But Rios was skeptical that such a robust system would have overlooked so obvious a flaw.
“Obviously, a remote unauthenticated vulnerability against the default configuration seems like a pretty obvious issue to miss during a robust security review,” he wrote.
Software problems – broadly defined – accounted for almost a quarter of all medical device recalls in 2011. Most recently, in November, the device maker Hospira issued a voluntary, nationwide recall of its Symbiq brand infusion systems after discovering a software error that caused the touch screen interfaces on the devices to respond incorrectly to user input. The problem could result in “a delayed response and or the screen registering a different value from the value selected by the user,” the company said in a statement.
Kevin Fu, a professor at the University of Michigan’s Department of Electrical Engineering and Computer Science said that things are still “at the very early stage” of addressing the issue of security in medical devices. “Some stake holders are clearly in denial. In the desktop computer world, it goes with the territory that there’s malware, but there are these pocket cultures,” he said.

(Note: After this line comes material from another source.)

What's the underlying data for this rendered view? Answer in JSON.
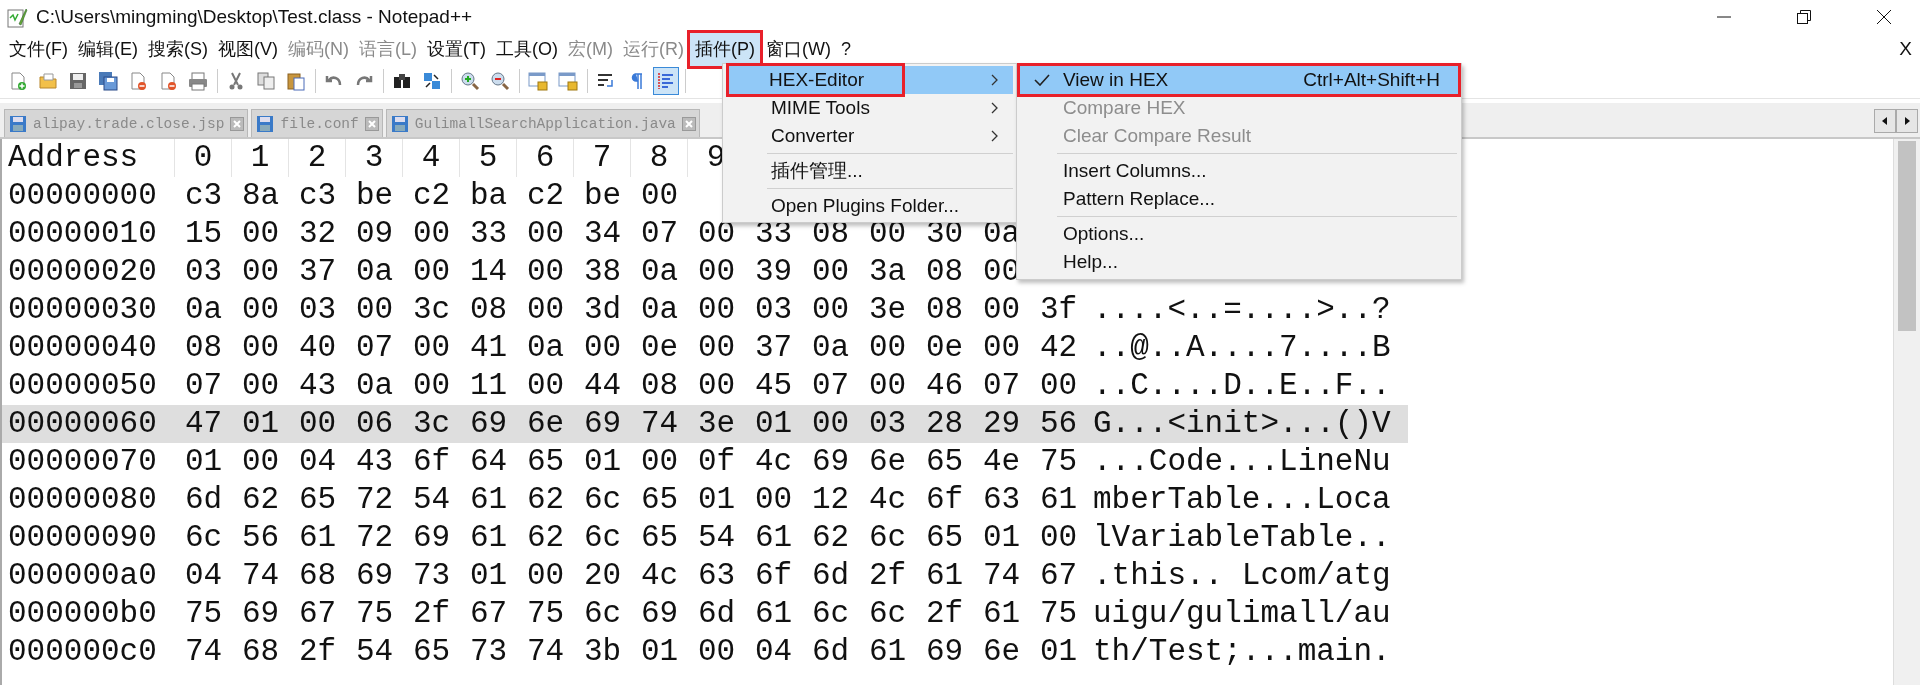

Fu will teach a graduate course at the University of Michigan this semester that focuses solely on IT security issues in medical devices and teach engineering concepts and skills for creating more trustworthy software-based medical products.